LISTED ENTRIES: Begin
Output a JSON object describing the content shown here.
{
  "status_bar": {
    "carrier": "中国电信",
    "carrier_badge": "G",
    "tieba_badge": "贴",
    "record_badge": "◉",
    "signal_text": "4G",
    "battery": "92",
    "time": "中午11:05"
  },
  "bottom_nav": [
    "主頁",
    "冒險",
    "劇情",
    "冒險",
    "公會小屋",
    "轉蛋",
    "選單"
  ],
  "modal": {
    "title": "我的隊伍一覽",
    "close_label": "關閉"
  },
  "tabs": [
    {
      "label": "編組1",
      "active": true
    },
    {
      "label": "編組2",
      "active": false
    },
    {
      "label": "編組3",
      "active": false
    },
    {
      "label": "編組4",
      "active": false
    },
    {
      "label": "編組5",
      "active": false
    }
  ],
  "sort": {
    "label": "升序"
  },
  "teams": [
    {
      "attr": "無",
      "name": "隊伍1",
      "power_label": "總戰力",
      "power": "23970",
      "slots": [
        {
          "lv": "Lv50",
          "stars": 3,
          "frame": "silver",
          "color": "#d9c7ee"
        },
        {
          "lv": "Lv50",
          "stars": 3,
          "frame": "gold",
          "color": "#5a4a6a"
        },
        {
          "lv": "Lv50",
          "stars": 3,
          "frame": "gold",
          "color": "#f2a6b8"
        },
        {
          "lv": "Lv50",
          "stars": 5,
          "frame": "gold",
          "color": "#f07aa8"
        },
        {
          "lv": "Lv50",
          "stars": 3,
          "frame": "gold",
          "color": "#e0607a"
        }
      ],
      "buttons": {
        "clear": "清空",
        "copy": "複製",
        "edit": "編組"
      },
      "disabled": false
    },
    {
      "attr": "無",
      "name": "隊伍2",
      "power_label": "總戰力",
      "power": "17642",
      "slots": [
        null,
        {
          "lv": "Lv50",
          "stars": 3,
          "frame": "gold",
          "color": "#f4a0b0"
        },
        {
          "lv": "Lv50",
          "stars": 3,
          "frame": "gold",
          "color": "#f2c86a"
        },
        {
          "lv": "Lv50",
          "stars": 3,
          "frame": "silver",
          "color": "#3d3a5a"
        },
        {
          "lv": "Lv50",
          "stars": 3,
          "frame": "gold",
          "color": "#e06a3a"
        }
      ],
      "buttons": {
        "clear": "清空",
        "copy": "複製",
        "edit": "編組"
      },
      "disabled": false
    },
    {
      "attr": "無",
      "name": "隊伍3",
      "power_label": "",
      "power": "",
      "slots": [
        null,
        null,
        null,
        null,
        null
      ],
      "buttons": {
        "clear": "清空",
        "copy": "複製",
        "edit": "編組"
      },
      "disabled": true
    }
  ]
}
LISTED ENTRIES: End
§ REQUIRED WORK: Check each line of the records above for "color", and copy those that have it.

§ ANSWER BOX:
          "color": "#d9c7ee"
          "color": "#5a4a6a"
          "color": "#f2a6b8"
          "color": "#f07aa8"
          "color": "#e0607a"
          "color": "#f4a0b0"
          "color": "#f2c86a"
          "color": "#3d3a5a"
          "color": "#e06a3a"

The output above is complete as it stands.